ABOUT THIS EXERCISE: Going through the entries below, copy out each line that contains "true".
==================================================
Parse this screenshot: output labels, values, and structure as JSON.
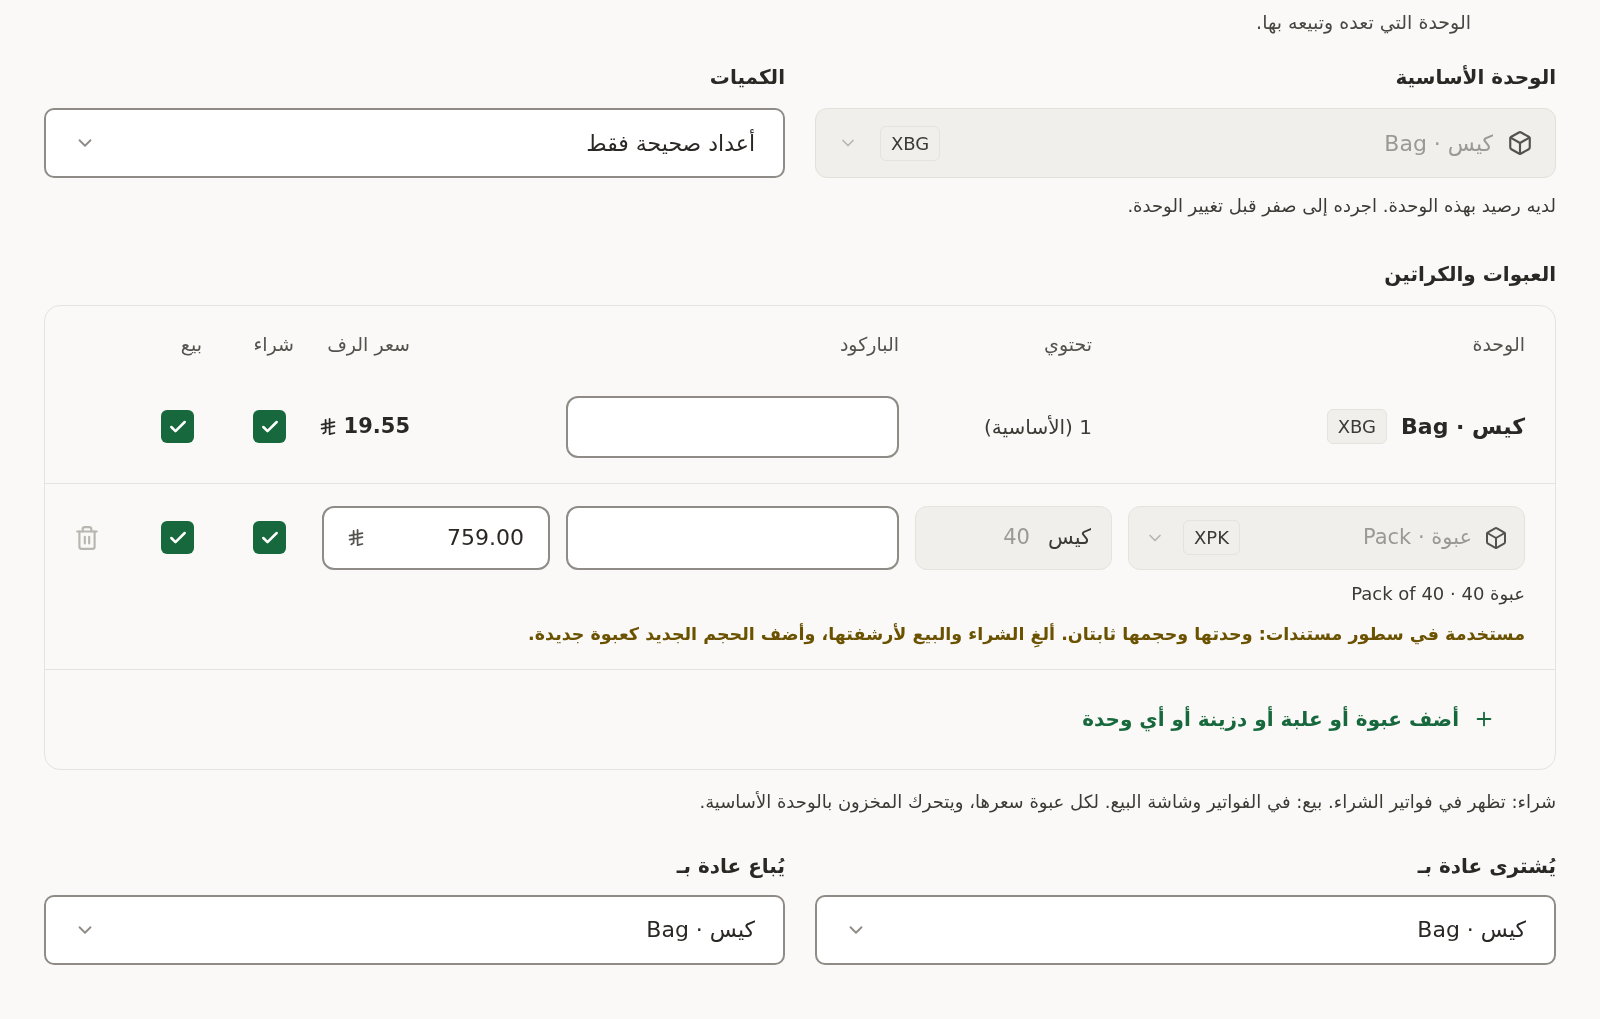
{
  "intro": "الوحدة التي تعده وتبيعه بها.",
  "base_unit": {
    "label": "الوحدة الأساسية",
    "value": "كيس · Bag",
    "code": "XBG",
    "disabled": true,
    "note": "لديه رصيد بهذه الوحدة. اجرده إلى صفر قبل تغيير الوحدة."
  },
  "quantities": {
    "label": "الكميات",
    "value": "أعداد صحيحة فقط"
  },
  "packaging": {
    "title": "العبوات والكراتين",
    "columns": [
      "الوحدة",
      "تحتوي",
      "الباركود",
      "سعر الرف",
      "شراء",
      "بيع"
    ],
    "rows": [
      {
        "kind": "base",
        "unit": "كيس · Bag",
        "code": "XBG",
        "contains": "1 (الأساسية)",
        "price": "19.55",
        "buy": true,
        "sell": true
      },
      {
        "kind": "pack",
        "unit": "عبوة · Pack",
        "code": "XPK",
        "unit_disabled": true,
        "contains_unit": "كيس",
        "contains_qty": "40",
        "contains_disabled": true,
        "price": "759.00",
        "buy": true,
        "sell": true,
        "subtitle": "عبوة 40 · Pack of 40",
        "warning": "مستخدمة في سطور مستندات: وحدتها وحجمها ثابتان. ألغِ الشراء والبيع لأرشفتها، وأضف الحجم الجديد كعبوة جديدة."
      }
    ],
    "add_button": "أضف عبوة أو علبة أو دزينة أو أي وحدة"
  },
  "footer_note": "شراء: تظهر في فواتير الشراء. بيع: في الفواتير وشاشة البيع. لكل عبوة سعرها، ويتحرك المخزون بالوحدة الأساسية.",
  "purchase_unit": {
    "label": "يُشترى عادة بـ",
    "value": "كيس · Bag"
  },
  "sales_unit": {
    "label": "يُباع عادة بـ",
    "value": "كيس · Bag"
  }
}
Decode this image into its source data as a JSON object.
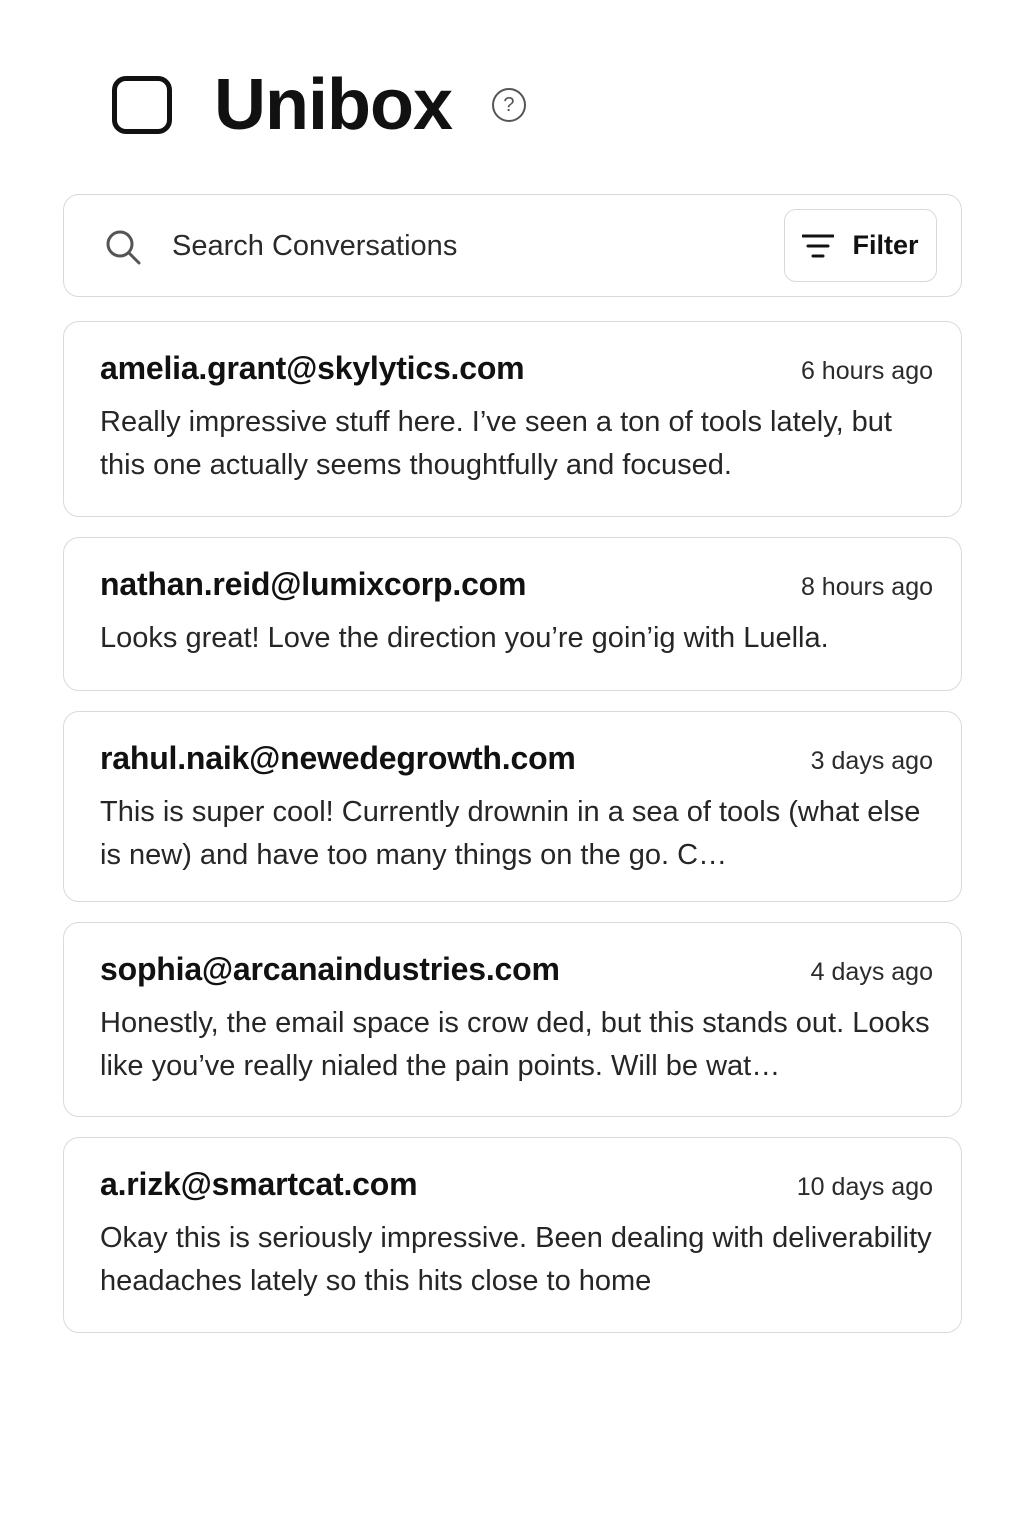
{
  "header": {
    "title": "Unibox",
    "help_glyph": "?",
    "logo_icon": "checkbox-square-icon"
  },
  "search": {
    "placeholder": "Search Conversations",
    "value": "",
    "icon": "search-icon"
  },
  "filter": {
    "label": "Filter",
    "icon": "filter-lines-icon"
  },
  "conversations": [
    {
      "sender": "amelia.grant@skylytics.com",
      "time": "6 hours ago",
      "preview": "Really impressive stuff here. I’ve seen a ton of tools lately, but this one actually seems thoughtfully and focused."
    },
    {
      "sender": "nathan.reid@lumixcorp.com",
      "time": "8 hours ago",
      "preview": "Looks great! Love the direction you’re goin’ig with Luella."
    },
    {
      "sender": "rahul.naik@newedegrowth.com",
      "time": "3 days ago",
      "preview": "This is super cool! Currently drownin in a sea of tools (what else is new) and have too many things on the go. C…"
    },
    {
      "sender": "sophia@arcanaindustries.com",
      "time": "4 days ago",
      "preview": "Honestly, the email space is crow ded, but this stands out. Looks like you’ve really nialed the pain points. Will be wat…"
    },
    {
      "sender": "a.rizk@smartcat.com",
      "time": "10 days ago",
      "preview": "Okay this is seriously impressive. Been dealing with deliverability headaches lately so this hits close to home"
    }
  ],
  "colors": {
    "border": "#dadada",
    "text": "#111111",
    "muted": "#2b2b2b"
  }
}
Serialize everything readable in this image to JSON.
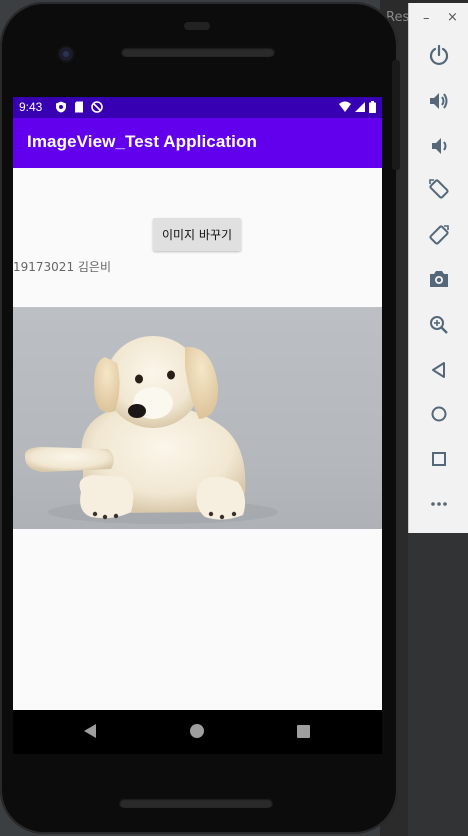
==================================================
SOLUTION TO THIS EXERCISE:
    "disabled": true,
        "buy": true,
        "sell": true
        "unit_disabled": true,
        "contains_disabled": true,
        "buy": true,
        "sell": true,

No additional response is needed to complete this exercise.